Edited for My Trending Stories on (7 October 2016)

Does that statement even make sense? Perhaps not. Then again, a lot of things in life don’t make sense. But the title pretty much summarises what this post is going to be about.

I am going through a relapse. In late 2015, anxiety plunged. Anxiety left me very drained, and I was tired all the time. I realised that, for my own good, I had to cut some people out of my life because, in the long run, they would be causing a lot of damage. A few months ago, depression started going down, too. I stopped talking to a lot of people, and I rarely leave the house without my boyfriend (who went through a 12-week course about caregiving for loved ones with mental health issues) or family. My psychiatrist recommended transcranial magnetic stimulation because I haven’t been responding well to medication and psychotherapy.
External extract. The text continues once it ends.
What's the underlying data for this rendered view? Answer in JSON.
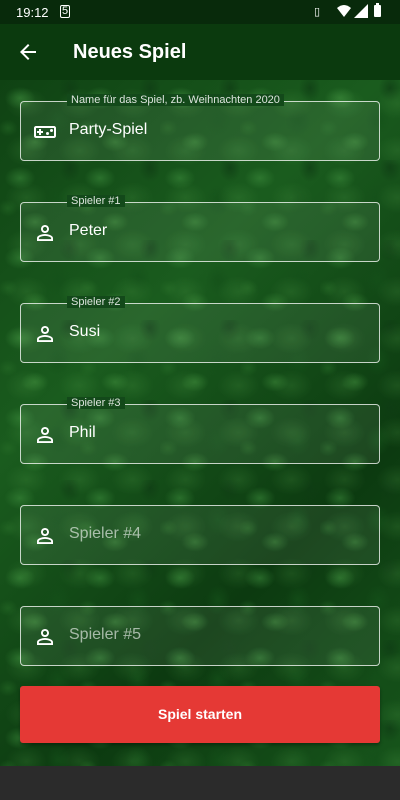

At the same time, I’m the happiest I’ve ever been. The light at the end of the tunnel sometimes can’t be seen (if there’s even an end to this metaphorical tunnel of doom). It’s demoralising and it makes my resolve waver. But I have something I never had before. I’m not sure what it is. Insight? Reason? I don’t know. What I do know, is that I see how I am loved; I understand the lengths that those who love me would go through just to care for me; I’ve learned to tell who would make a genuine effort to be there with me, rather than for me. Most importantly, I no longer feel lonely.
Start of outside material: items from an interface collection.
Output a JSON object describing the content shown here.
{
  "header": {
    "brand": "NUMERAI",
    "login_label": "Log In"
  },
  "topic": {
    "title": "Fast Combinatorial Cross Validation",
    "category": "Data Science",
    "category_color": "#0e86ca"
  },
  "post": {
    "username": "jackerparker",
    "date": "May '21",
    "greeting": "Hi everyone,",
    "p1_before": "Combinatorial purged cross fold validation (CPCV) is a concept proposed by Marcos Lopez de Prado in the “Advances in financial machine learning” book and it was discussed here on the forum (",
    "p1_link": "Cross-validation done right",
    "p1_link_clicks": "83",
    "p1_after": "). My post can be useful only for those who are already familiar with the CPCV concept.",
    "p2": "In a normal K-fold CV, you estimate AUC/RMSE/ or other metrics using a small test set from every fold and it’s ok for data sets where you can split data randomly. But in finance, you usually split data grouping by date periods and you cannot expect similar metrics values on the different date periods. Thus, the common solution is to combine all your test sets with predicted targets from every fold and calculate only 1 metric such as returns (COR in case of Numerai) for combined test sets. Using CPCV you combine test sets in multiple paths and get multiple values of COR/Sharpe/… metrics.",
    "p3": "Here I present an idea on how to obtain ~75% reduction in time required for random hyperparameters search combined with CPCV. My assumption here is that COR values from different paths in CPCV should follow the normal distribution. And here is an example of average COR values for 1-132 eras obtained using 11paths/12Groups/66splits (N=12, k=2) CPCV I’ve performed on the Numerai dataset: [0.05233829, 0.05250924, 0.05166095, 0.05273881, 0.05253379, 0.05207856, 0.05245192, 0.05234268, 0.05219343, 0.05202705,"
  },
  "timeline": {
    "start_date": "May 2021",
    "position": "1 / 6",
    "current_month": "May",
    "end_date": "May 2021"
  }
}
I have always known that I was not alone, but I felt absolutely lonely. The sense of loneliness that haunted me for years started going away as I realised that what was missing wasn’t just people who were there to listen to me and make me laugh, only for me to go back to a state of anguish after the laughter had ceased. What was missing was somebody to hold my hand, walk with me, and push me forwards even if it upset me tremendously, because it’s for my own good.

What was missing was somebody to show me that I don’t need a full recovery to be happy. Recovery is not the same as cure - you don’t have to be cured to recover.

So, I am going through my worst and longest relapse, but I am the happiest I have ever been.

Published by Claire Leong